Last month I put up a post explaining how dangerous foxtail grass can be to your dog. Here’s an excerpt from the post:
“Foxtails are grasses with seed awns that are extremely dangerous to dogs. Foxtail awns are barbed, razor-sharp needles, designed to burrow into the ground with the seed.
The sharp needles on the seed heads of the foxtail plant can also work their way into any part of your dog, from the nose to between the toes and inside the ears, eyes, and mouth. They can even simply dig themselves directly into a patch of skin.
And because the seeds don’t break down inside a dog’s body, they can cause significant damage. At this time of year, foxtails in Washington have green, lush heads that resemble a finer version of wheat or barley.
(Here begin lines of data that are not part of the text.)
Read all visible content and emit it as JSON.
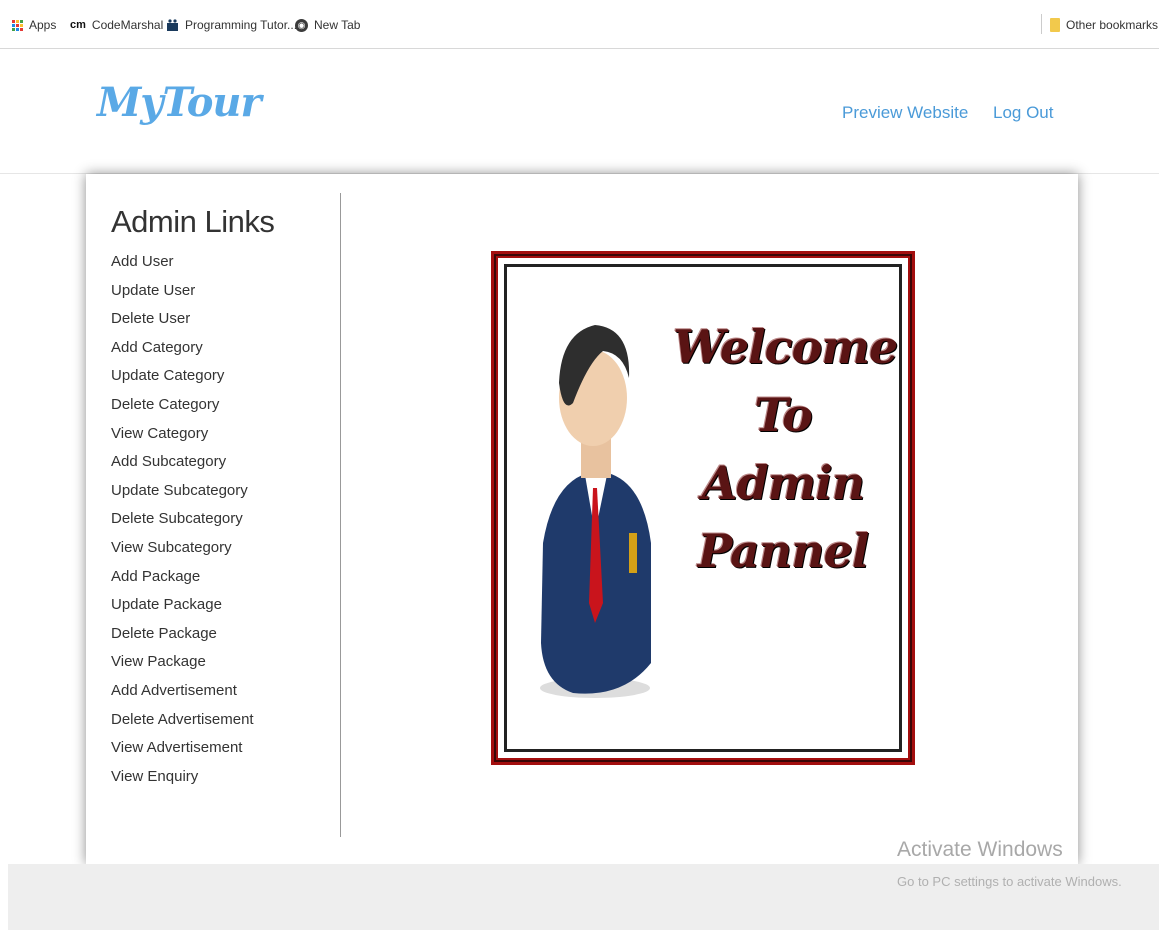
{
  "bookmarks": {
    "items": [
      {
        "label": "Apps",
        "icon": "apps-grid-icon"
      },
      {
        "label": "CodeMarshal",
        "icon": "cm-icon",
        "icon_text": "cm"
      },
      {
        "label": "Programming Tutor...",
        "icon": "programming-tutorial-icon"
      },
      {
        "label": "New Tab",
        "icon": "globe-icon"
      }
    ],
    "other": {
      "label": "Other bookmarks",
      "icon": "folder-icon"
    }
  },
  "header": {
    "logo": "MyTour",
    "nav": [
      "Preview Website",
      "Log Out"
    ],
    "colors": {
      "logo": "#5aa9e6",
      "link": "#4a9ad8"
    }
  },
  "sidebar": {
    "title": "Admin Links",
    "links": [
      "Add User",
      "Update User",
      "Delete User",
      "Add Category",
      "Update Category",
      "Delete Category",
      "View Category",
      "Add Subcategory",
      "Update Subcategory",
      "Delete Subcategory",
      "View Subcategory",
      "Add Package",
      "Update Package",
      "Delete Package",
      "View Package",
      "Add Advertisement",
      "Delete Advertisement",
      "View Advertisement",
      "View Enquiry"
    ]
  },
  "welcome": {
    "lines": [
      "Welcome",
      "To",
      "Admin",
      "Pannel"
    ],
    "frame_color": "#a30e0e"
  },
  "watermark": {
    "title": "Activate Windows",
    "subtitle": "Go to PC settings to activate Windows."
  }
}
But the moment the plants start to dry in the summer the heads start to fall apart, and each barbed seed becomes a danger to any dog who goes near it.”
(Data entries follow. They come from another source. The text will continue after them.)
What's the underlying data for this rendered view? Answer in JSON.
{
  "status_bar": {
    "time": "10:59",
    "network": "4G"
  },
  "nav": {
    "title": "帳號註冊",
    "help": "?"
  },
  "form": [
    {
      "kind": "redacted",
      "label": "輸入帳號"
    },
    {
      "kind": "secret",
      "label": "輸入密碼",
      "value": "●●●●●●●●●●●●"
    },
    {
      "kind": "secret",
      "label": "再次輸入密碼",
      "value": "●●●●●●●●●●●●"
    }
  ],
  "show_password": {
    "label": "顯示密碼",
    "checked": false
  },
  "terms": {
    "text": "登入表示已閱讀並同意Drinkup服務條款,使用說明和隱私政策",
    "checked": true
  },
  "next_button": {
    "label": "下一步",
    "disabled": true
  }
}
Our abnormally hot weather has dried out foxtail grass more quickly than usual, so if you brush up against it, the barbs on the seeds can easily latch onto your clothes so you can unknowingly bring them into your house where they can hook onto your dog and cause major internal damage.
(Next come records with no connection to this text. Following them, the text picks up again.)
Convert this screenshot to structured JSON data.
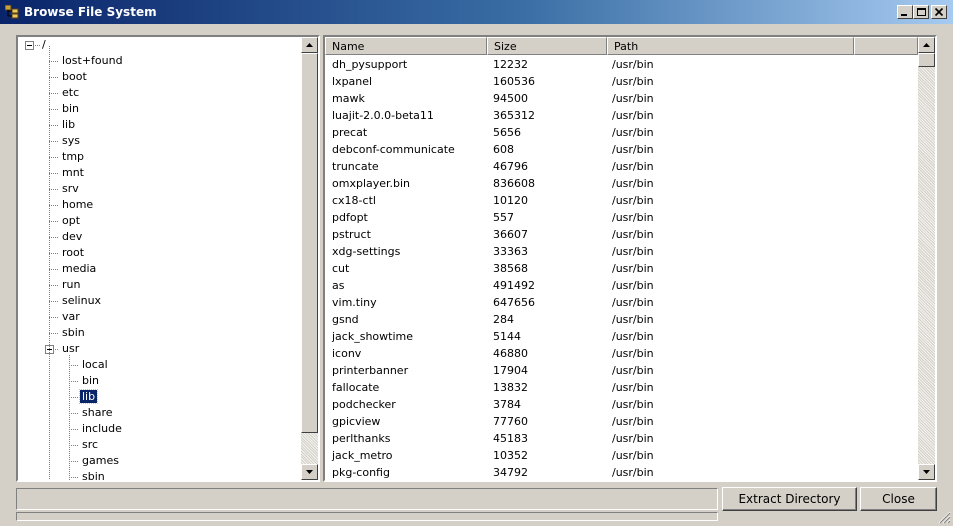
{
  "window": {
    "title": "Browse File System"
  },
  "tree": {
    "root": "/",
    "items": [
      "lost+found",
      "boot",
      "etc",
      "bin",
      "lib",
      "sys",
      "tmp",
      "mnt",
      "srv",
      "home",
      "opt",
      "dev",
      "root",
      "media",
      "run",
      "selinux",
      "var",
      "sbin"
    ],
    "expanded": "usr",
    "children": [
      "local",
      "bin",
      "lib",
      "share",
      "include",
      "src",
      "games",
      "sbin"
    ],
    "selected": "lib"
  },
  "list": {
    "columns": [
      "Name",
      "Size",
      "Path"
    ],
    "rows": [
      [
        "dh_pysupport",
        "12232",
        "/usr/bin"
      ],
      [
        "lxpanel",
        "160536",
        "/usr/bin"
      ],
      [
        "mawk",
        "94500",
        "/usr/bin"
      ],
      [
        "luajit-2.0.0-beta11",
        "365312",
        "/usr/bin"
      ],
      [
        "precat",
        "5656",
        "/usr/bin"
      ],
      [
        "debconf-communicate",
        "608",
        "/usr/bin"
      ],
      [
        "truncate",
        "46796",
        "/usr/bin"
      ],
      [
        "omxplayer.bin",
        "836608",
        "/usr/bin"
      ],
      [
        "cx18-ctl",
        "10120",
        "/usr/bin"
      ],
      [
        "pdfopt",
        "557",
        "/usr/bin"
      ],
      [
        "pstruct",
        "36607",
        "/usr/bin"
      ],
      [
        "xdg-settings",
        "33363",
        "/usr/bin"
      ],
      [
        "cut",
        "38568",
        "/usr/bin"
      ],
      [
        "as",
        "491492",
        "/usr/bin"
      ],
      [
        "vim.tiny",
        "647656",
        "/usr/bin"
      ],
      [
        "gsnd",
        "284",
        "/usr/bin"
      ],
      [
        "jack_showtime",
        "5144",
        "/usr/bin"
      ],
      [
        "iconv",
        "46880",
        "/usr/bin"
      ],
      [
        "printerbanner",
        "17904",
        "/usr/bin"
      ],
      [
        "fallocate",
        "13832",
        "/usr/bin"
      ],
      [
        "podchecker",
        "3784",
        "/usr/bin"
      ],
      [
        "gpicview",
        "77760",
        "/usr/bin"
      ],
      [
        "perlthanks",
        "45183",
        "/usr/bin"
      ],
      [
        "jack_metro",
        "10352",
        "/usr/bin"
      ],
      [
        "pkg-config",
        "34792",
        "/usr/bin"
      ]
    ]
  },
  "buttons": {
    "extract": "Extract Directory",
    "close": "Close"
  },
  "status": {
    "text": ""
  },
  "icons": {
    "app": "folder-tree-icon",
    "minimize": "minimize-icon",
    "maximize": "maximize-icon",
    "close": "close-icon"
  }
}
I was reminded of this yesterday when I found this foxtail barb clinging to one of my socks:
So please, if you walk in or near foxtail grass, check your clothes when you get home to make sure you aren’t bringing them into your home where they can harm your dog.
And here’s a clearer picture that will give you a better idea of what to watch for: